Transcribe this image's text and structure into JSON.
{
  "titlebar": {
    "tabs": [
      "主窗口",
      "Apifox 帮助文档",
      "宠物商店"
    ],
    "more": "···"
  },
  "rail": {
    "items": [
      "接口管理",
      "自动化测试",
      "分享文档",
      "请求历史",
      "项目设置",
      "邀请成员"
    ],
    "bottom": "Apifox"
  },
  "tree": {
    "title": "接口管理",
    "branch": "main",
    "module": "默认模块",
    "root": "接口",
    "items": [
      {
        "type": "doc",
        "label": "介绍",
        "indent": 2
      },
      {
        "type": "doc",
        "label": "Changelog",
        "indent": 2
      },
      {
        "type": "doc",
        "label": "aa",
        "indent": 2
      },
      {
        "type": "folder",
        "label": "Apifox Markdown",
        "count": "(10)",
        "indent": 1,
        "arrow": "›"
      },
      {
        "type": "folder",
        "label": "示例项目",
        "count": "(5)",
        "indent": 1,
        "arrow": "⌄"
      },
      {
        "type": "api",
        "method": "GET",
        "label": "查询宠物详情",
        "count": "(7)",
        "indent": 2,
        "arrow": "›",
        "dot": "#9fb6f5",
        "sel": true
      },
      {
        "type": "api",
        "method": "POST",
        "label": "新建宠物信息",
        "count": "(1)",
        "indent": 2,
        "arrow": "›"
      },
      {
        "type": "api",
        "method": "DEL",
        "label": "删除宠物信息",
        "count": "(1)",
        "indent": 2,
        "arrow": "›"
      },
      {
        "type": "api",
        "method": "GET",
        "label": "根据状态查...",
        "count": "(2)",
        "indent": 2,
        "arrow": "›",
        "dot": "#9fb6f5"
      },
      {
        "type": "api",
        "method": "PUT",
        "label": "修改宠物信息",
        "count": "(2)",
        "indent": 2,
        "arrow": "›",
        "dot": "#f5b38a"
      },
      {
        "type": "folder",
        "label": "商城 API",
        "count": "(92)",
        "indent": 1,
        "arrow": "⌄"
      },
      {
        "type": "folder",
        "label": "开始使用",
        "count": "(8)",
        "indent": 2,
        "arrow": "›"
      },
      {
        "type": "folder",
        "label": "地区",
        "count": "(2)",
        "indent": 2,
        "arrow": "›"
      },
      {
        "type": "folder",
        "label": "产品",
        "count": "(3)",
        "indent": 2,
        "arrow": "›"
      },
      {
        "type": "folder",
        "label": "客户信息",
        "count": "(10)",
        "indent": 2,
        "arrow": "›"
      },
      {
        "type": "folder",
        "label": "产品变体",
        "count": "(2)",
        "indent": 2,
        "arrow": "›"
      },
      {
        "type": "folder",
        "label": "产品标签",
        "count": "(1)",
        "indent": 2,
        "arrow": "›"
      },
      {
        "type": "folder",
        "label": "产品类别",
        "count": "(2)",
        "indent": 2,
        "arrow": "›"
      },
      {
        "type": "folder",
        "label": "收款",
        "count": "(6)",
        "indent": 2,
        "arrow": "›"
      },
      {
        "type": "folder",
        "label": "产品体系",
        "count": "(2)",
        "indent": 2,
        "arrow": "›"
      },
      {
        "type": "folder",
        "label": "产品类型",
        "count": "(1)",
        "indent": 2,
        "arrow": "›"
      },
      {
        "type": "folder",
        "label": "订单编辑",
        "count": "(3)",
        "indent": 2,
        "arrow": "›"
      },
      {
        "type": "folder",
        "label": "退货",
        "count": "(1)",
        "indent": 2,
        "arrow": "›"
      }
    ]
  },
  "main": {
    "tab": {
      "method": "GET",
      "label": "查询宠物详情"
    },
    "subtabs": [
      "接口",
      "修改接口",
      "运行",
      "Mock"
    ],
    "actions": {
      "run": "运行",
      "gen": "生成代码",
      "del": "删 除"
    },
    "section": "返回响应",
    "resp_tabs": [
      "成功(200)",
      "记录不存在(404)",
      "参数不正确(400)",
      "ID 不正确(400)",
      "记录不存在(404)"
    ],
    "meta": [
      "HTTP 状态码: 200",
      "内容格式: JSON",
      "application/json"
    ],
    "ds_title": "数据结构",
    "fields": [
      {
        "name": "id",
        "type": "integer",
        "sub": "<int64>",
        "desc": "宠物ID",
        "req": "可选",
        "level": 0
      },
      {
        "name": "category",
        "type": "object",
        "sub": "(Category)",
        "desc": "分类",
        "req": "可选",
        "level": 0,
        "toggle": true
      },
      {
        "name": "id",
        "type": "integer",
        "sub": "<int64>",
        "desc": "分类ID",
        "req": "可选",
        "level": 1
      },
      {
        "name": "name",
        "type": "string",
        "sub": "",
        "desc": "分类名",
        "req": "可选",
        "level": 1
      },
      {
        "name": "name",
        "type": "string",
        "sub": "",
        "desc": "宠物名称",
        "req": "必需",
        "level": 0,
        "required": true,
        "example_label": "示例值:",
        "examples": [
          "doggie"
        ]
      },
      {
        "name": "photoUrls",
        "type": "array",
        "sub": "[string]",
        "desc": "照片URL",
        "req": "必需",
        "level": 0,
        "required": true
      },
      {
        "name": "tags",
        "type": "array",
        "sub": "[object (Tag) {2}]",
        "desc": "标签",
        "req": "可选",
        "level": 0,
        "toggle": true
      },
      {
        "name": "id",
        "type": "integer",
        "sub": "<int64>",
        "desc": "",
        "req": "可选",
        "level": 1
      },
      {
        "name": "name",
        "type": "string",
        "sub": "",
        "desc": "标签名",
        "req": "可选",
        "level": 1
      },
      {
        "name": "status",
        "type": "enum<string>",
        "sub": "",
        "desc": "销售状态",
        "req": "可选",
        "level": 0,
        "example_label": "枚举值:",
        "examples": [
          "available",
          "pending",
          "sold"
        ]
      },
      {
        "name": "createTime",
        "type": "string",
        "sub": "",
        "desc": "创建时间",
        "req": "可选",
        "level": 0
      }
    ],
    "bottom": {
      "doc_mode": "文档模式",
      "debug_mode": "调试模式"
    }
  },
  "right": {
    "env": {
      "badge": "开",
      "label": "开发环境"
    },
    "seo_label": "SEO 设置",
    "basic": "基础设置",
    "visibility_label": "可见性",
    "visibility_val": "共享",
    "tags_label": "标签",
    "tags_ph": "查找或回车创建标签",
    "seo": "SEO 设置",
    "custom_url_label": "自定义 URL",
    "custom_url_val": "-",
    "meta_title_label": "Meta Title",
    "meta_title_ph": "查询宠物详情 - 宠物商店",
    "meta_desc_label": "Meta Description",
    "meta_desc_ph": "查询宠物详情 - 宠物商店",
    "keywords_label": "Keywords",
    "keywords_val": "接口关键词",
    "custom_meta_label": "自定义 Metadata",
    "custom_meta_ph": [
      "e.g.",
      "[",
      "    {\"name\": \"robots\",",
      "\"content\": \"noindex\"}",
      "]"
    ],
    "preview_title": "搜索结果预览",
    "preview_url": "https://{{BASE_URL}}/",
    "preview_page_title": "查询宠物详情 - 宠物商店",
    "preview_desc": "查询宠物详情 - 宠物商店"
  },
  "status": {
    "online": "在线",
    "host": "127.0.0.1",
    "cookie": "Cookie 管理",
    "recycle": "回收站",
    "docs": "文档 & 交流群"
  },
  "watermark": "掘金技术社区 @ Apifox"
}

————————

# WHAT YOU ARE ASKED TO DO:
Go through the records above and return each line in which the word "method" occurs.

# RESPONSE FOR THIS EXERCISE:
        "method": "GET",
        "method": "POST",
        "method": "DEL",
        "method": "GET",
        "method": "PUT",
      "method": "GET",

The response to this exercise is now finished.